Data records
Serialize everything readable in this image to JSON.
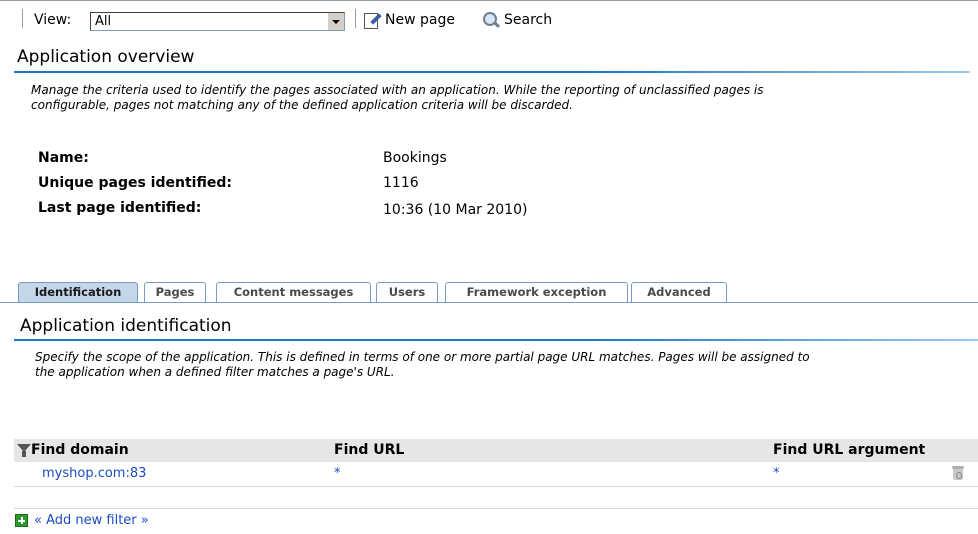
{
  "toolbar": {
    "view_label": "View:",
    "view_value": "All",
    "new_page_label": "New page",
    "search_label": "Search"
  },
  "overview": {
    "title": "Application overview",
    "description_line1": "Manage the criteria used to identify the pages associated with an application. While the reporting of unclassified pages is",
    "description_line2": "configurable, pages not matching any of the defined application criteria will be discarded.",
    "fields": [
      {
        "label": "Name:",
        "value": "Bookings"
      },
      {
        "label": "Unique pages identified:",
        "value": "1116"
      },
      {
        "label": "Last page identified:",
        "value": "10:36 (10 Mar 2010)"
      }
    ]
  },
  "tabs": [
    {
      "label": "Identification",
      "active": true
    },
    {
      "label": "Pages",
      "active": false
    },
    {
      "label": "Content messages",
      "active": false
    },
    {
      "label": "Users",
      "active": false
    },
    {
      "label": "Framework exception",
      "active": false
    },
    {
      "label": "Advanced",
      "active": false
    }
  ],
  "identification": {
    "title": "Application identification",
    "description_line1": "Specify the scope of the application. This is defined in terms of one or more partial page URL matches. Pages will be assigned to",
    "description_line2": "the application when a defined filter matches a page's URL.",
    "columns": [
      "Find domain",
      "Find URL",
      "Find URL argument"
    ],
    "rows": [
      {
        "domain": "myshop.com:83",
        "url": "*",
        "argument": "*"
      }
    ],
    "add_filter_label": "« Add new filter »"
  },
  "icons": {
    "new_page": "new-page-icon",
    "search": "search-icon",
    "filter": "filter-icon",
    "delete": "trash-icon",
    "add": "add-icon"
  },
  "colors": {
    "accent_rule": "#1e78c8",
    "active_tab": "#c5d5ea",
    "link": "#1a4cc8"
  }
}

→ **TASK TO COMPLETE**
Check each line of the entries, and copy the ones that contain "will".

→ **RESULT**
    "description_line2": "configurable, pages not matching any of the defined application criteria will be discarded.",
    "description_line1": "Specify the scope of the application. This is defined in terms of one or more partial page URL matches. Pages will be assigned to",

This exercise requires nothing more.